Liang X, Crecea V, Boppart SA.   Dynamic optical coherence elastography:  A review.   J Innovative Optical Health Sciences, 3:221-233 2010. 2010 n/a PDF


OCE mapping technique

The OCE mapping technique is an external dynamic OCE method, and is derived from the SD-OCT imaging system. In the OCE system a glass window stage was fixed in the sample arm of the OCE system to restrict the upper boundary of the tissue phantoms and tissues, yet enable optical imaging through the window. The sample stage was mounted on a mechanical wave which provided a frequency range of 0.1 Hz to 5 kHz and a maximum amplitude of 7 mm at 1 Hz, decreasing with increasing frequency. The external driving waveform was programmed and synchronized with the image acquisition. Samples were mounted between the upper glass window and the sample stage, with only minimal contact and force prior to data acquisition. Optical backscattering signals were acquired through the upper glass window while the driving mechanical perturbations were exerted simultaneously through the sample stage, compressing the sample vertically. Step and 20 Hz sinusoidal waveforms were used in the OCE experiments. Voigt model was used for mechanical modeling for each A-line in the OCT image, and with transversely scanned laser beam, the quantitative elastic moduli can be mapped as the OCE image showing below.

Liang X, Oldenburg AL, Crecea V, Chaney EJ, Boppart SA. Optical micro-scale mapping of dynamic biomechanical tissue properties. Optics Express, 16:11052-11065 2008. 2008 PubMed Abstract PDF


OCE imaging
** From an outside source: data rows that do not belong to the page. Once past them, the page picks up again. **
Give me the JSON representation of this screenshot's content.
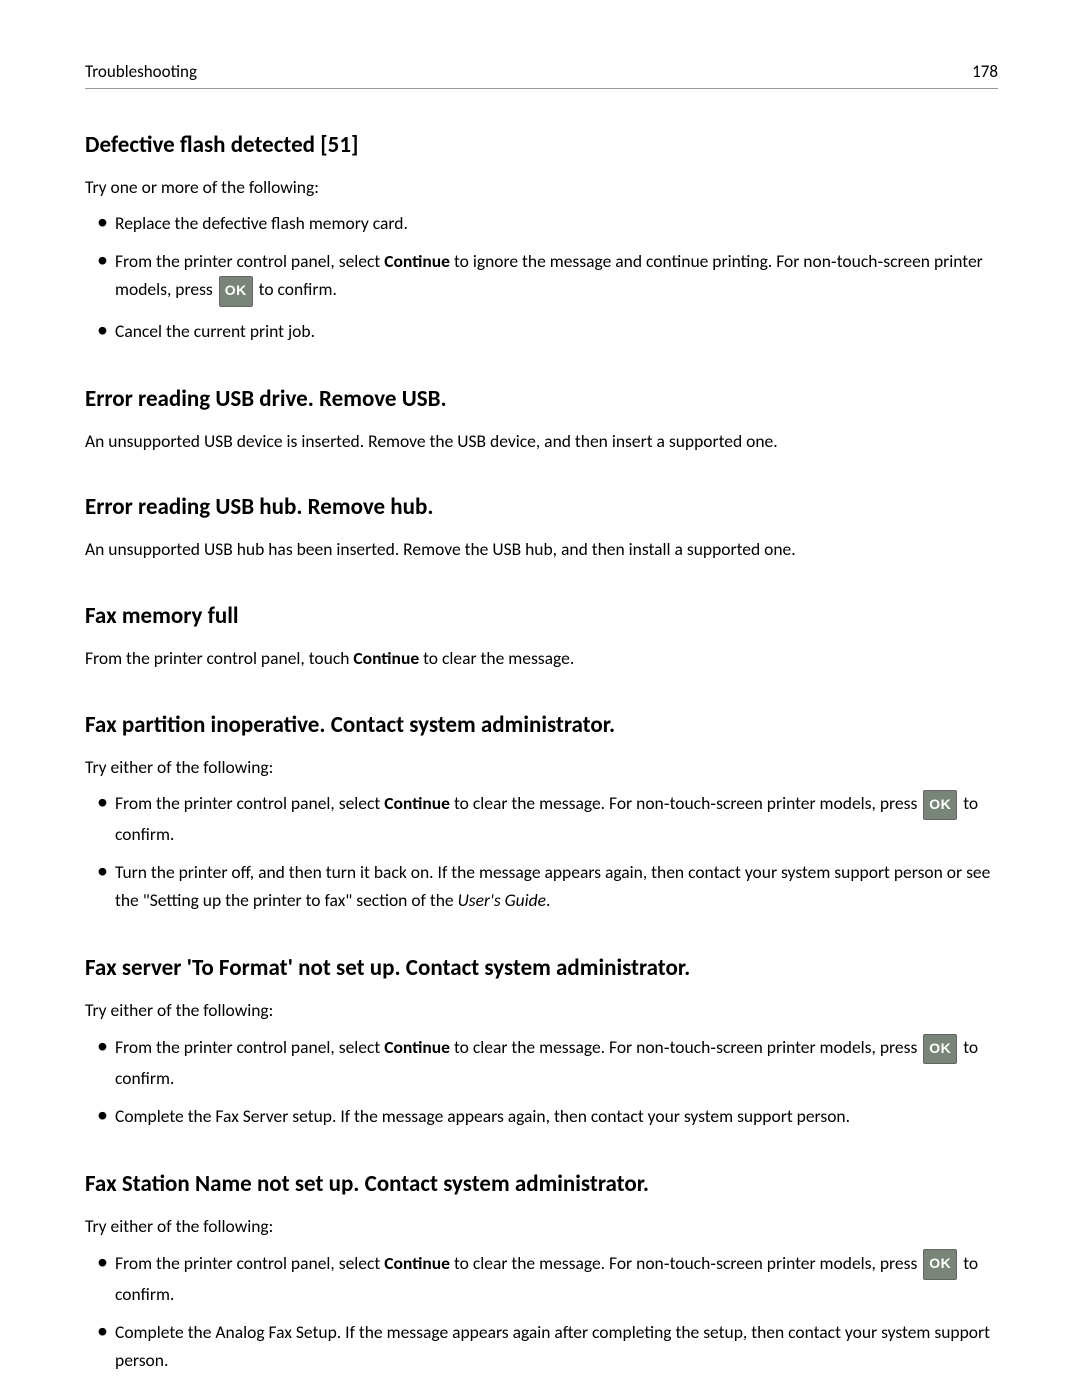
{
  "header": {
    "section": "Troubleshooting",
    "page": "178"
  },
  "ok_label": "OK",
  "sections": {
    "s1": {
      "title": "Defective flash detected [51]",
      "intro": "Try one or more of the following:",
      "bullets": {
        "b1": "Replace the defective flash memory card.",
        "b2a": "From the printer control panel, select ",
        "b2_bold": "Continue",
        "b2b": " to ignore the message and continue printing. For non‑touch‑screen printer models, press ",
        "b2c": " to confirm.",
        "b3": "Cancel the current print job."
      }
    },
    "s2": {
      "title": "Error reading USB drive. Remove USB.",
      "body": "An unsupported USB device is inserted. Remove the USB device, and then insert a supported one."
    },
    "s3": {
      "title": "Error reading USB hub. Remove hub.",
      "body": "An unsupported USB hub has been inserted. Remove the USB hub, and then install a supported one."
    },
    "s4": {
      "title": "Fax memory full",
      "body_a": "From the printer control panel, touch ",
      "body_bold": "Continue",
      "body_b": " to clear the message."
    },
    "s5": {
      "title": "Fax partition inoperative. Contact system administrator.",
      "intro": "Try either of the following:",
      "bullets": {
        "b1a": "From the printer control panel, select ",
        "b1_bold": "Continue",
        "b1b": " to clear the message. For non‑touch‑screen printer models, press ",
        "b1c": " to confirm.",
        "b2a": "Turn the printer off, and then turn it back on. If the message appears again, then contact your system support person or see the \"Setting up the printer to fax\" section of the ",
        "b2_italic": "User's Guide",
        "b2b": "."
      }
    },
    "s6": {
      "title": "Fax server 'To Format' not set up. Contact system administrator.",
      "intro": "Try either of the following:",
      "bullets": {
        "b1a": "From the printer control panel, select ",
        "b1_bold": "Continue",
        "b1b": " to clear the message. For non‑touch‑screen printer models, press ",
        "b1c": " to confirm.",
        "b2": "Complete the Fax Server setup. If the message appears again, then contact your system support person."
      }
    },
    "s7": {
      "title": "Fax Station Name not set up. Contact system administrator.",
      "intro": "Try either of the following:",
      "bullets": {
        "b1a": "From the printer control panel, select ",
        "b1_bold": "Continue",
        "b1b": " to clear the message. For non‑touch‑screen printer models, press ",
        "b1c": " to confirm.",
        "b2": "Complete the Analog Fax Setup. If the message appears again after completing the setup, then contact your system support person."
      }
    }
  }
}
For OCE mapping technique, the applicability for real-time or in vivo diagnostics is limited by their data acquisition and processing speeds because of long acquisition time by taking M-mode OCT images per transverse location and a long curve-fitting processing time. Thus a novel dynamic OCE technique is developed to image biomechanical properties of breast tumor, which combines dynamic mechanical excitation with fast image acquisition and processing. B-mode images were acquired during sinusoidal mechanical compression excitation, and local strain rates were calculated to represent local biomechanical properties. Different excitation frequencies were used to highlight sample regions with distinct mechanical properties, as shown in the figure below. This technique features fast image acquisition and processing speeds, and therefore has the potential for non-destructive volumetric imaging and real-time clinical applications.
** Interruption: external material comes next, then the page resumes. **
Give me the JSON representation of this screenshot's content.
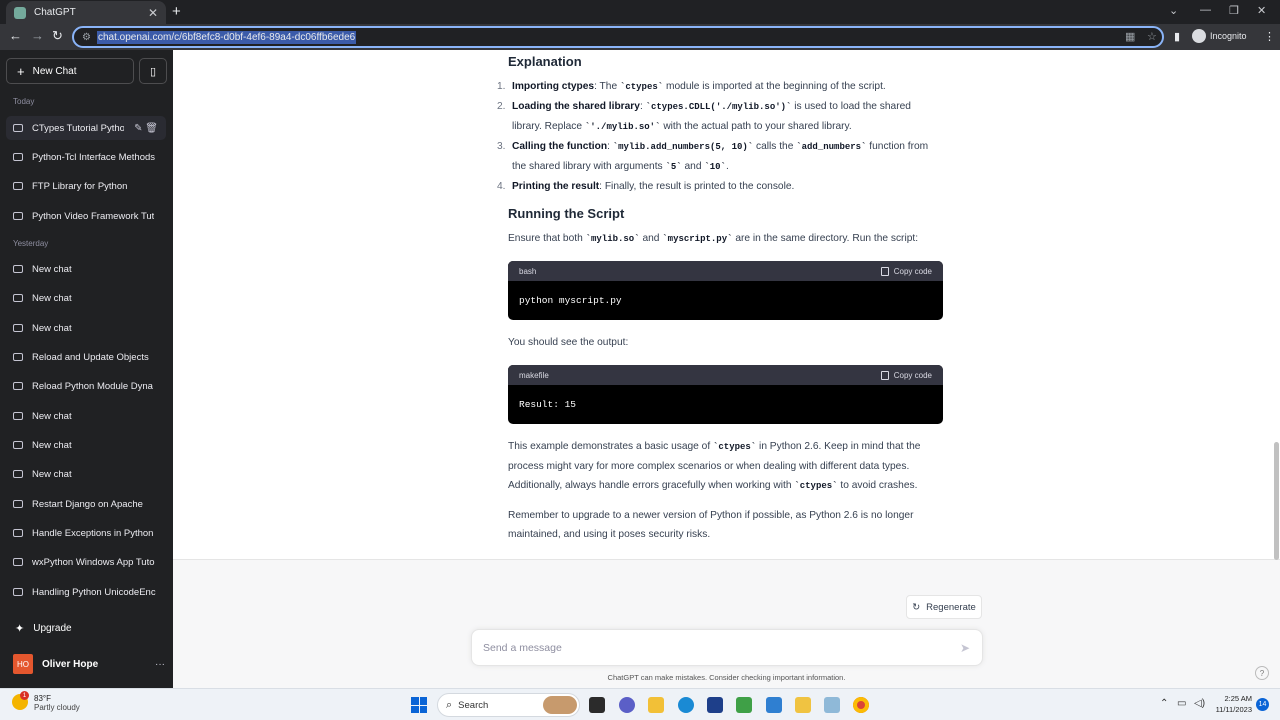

Liang X, Adie SG, John R, Boppart SA. Dynamic spectral-domain optical coherence elastography for tissue characterization.   Optics Express, 18:14183-14190 2010. 2010 PubMed Abstract PDF
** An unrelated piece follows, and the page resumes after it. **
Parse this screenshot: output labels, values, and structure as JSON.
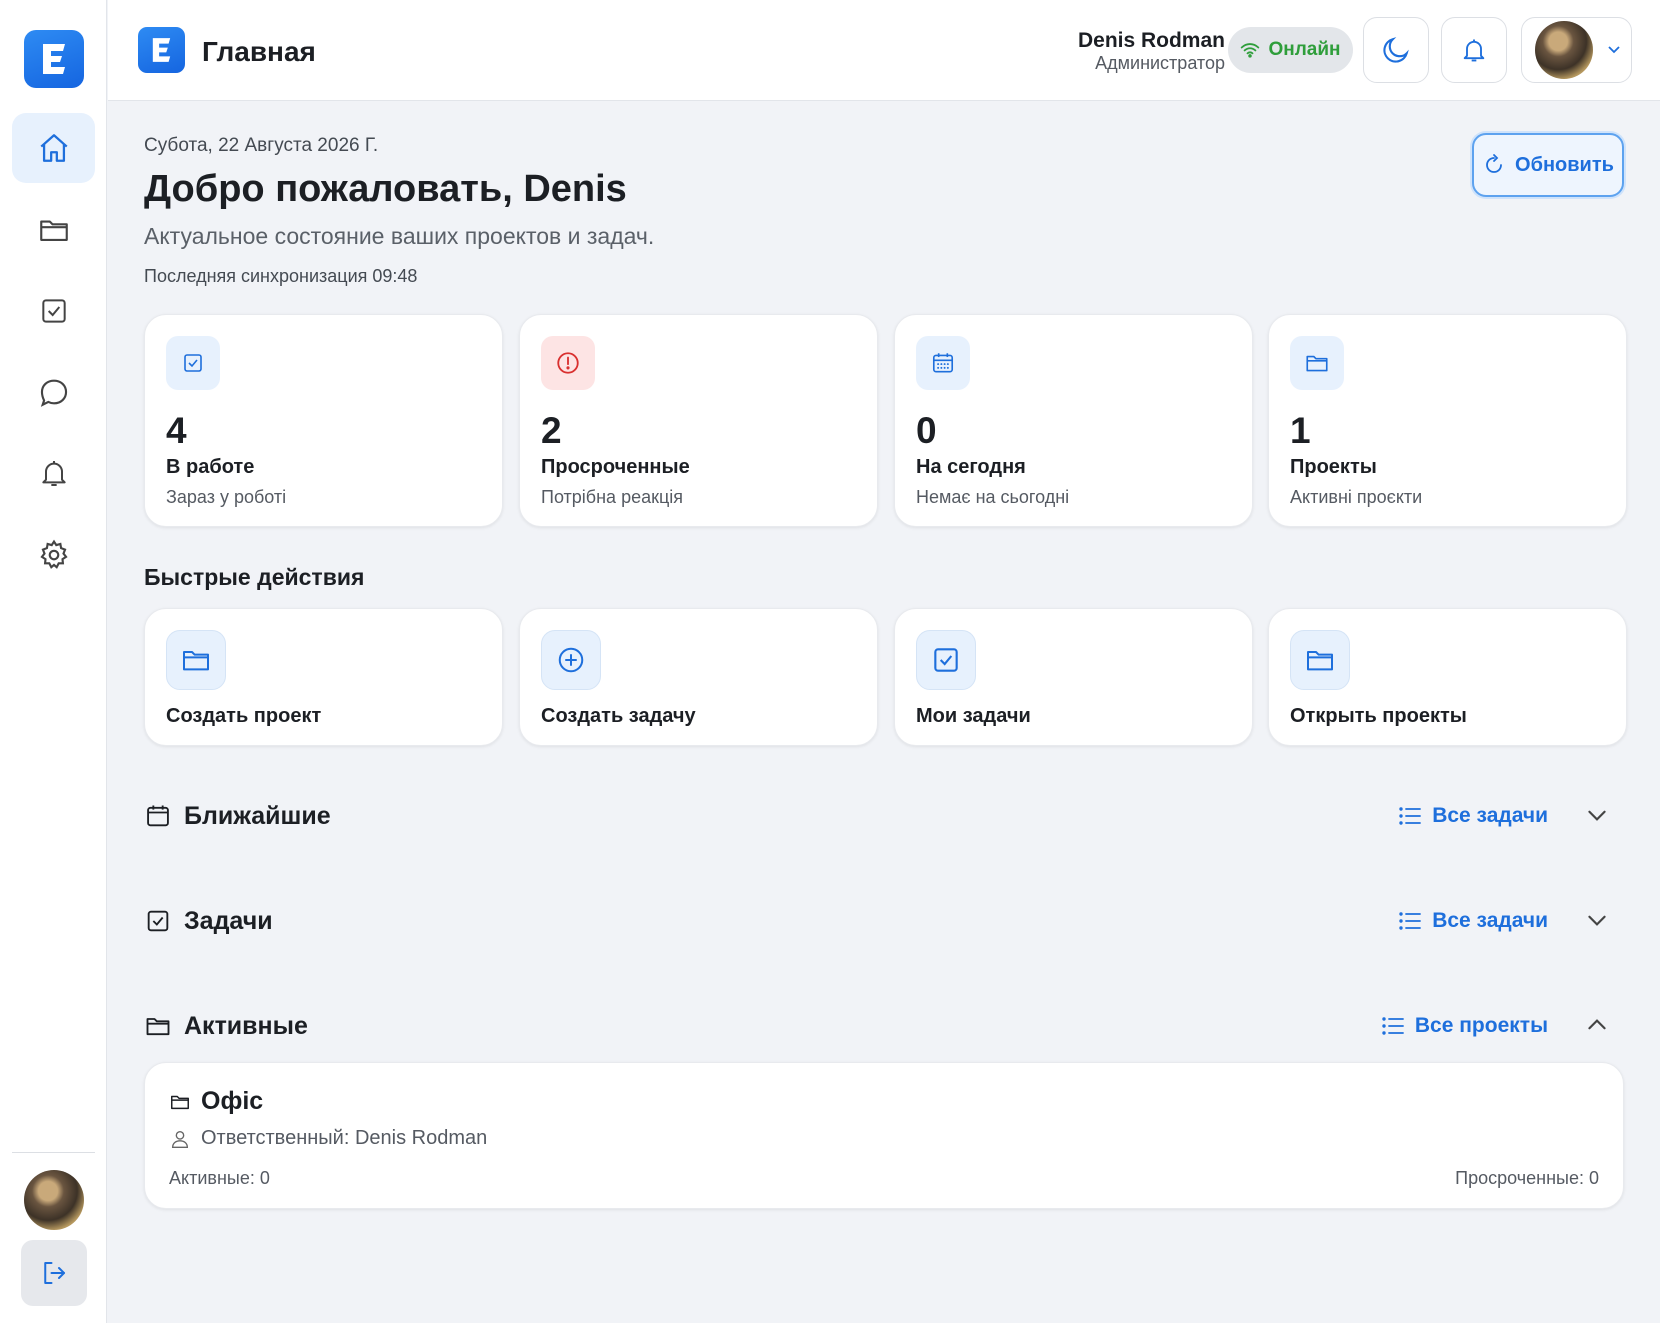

Acoustomotive OCE

External OCE studies as introduced above may suffer from an inability to maintain a sterile in vivo environment. This ability is important when measuring biomechanical properties under circumstances inside the human body or on the surface in trauma. In contrast to this, an internal elastography technique has been studied using radiation forces and ultrasound imaging on breast tumor. Therefore, an internal and dynamic OCE method, namely acoustomotive OCE (AM-OCE), is introduced and studied to show the feasibility of OCE techniques in an internal excitation method. This technique may also have the advantage for exciting and studying local biomechanical properties such as in the cancer microenvironment, instead of bulk excitation. In AM-OCE experiments, acoustic radiation force was applied by a circular, 19-mm-diameter, f/1 lead zirconate titanate (PZT) element transmitting sine-wave bursts at the resonant frequency of 1 MHz. The PZT element was synchronized with the OCT system as step functions of radiation force were excited into the samples. An M-mode OCT image of the inclusion in the sample was recorded. Voigt body was used as the mechanical model, and the OCT phase data were then used to get quantitative shear moduli of the sample, as shown below.

Liang X, Orescanin M, Toohey KS, Insana MF, Boppart SA. Acoustomotive optical coherence elastography for measuring material mechanical properties. Optics Letters, 34(19):2894-2896 2009. 2009 PubMed Abstract PDF


Surface wave propagation OCE

Skin is the other main tissue of interest for biomechanical property measurements in this thesis research. A surface wave propagation OCE method and its in vivo application for skin structures and biomechanical property measurements is studied in our lab, in which the mechanical wave driver was used for external mechanical excitation. The mechanical wave driver was synchronized with the OCT system and sinusoidal waves were generated on the skin surface and the surface wave velocity can be calculated by taking M-mode OCT images at different locations on the skin. Surface wave velocity is an important parameter for material mechanical properties and by which Young's modulus can be determined quantitatively. OCE measurements of skin mechanical properties with different driving frequencies and under different hydration conditions in vivo from the volar forearm of a volunteer, as shown below, which indicates that the stratum corneum has been softened by the hydrating process, while this skin layer has become stiffer because of the dehydtrating process. These findings support the physiology that the outer stratum corneum serves to protect the deeper skin layers against dehydrating conditions.


Liang X, Boppart SA. Biomechanical properties of in vivo human skin by dynamic optical coherence elastography. IEEE Trans Biomed Engr 57:953-959 2010. 2010 PubMed Abstract PDF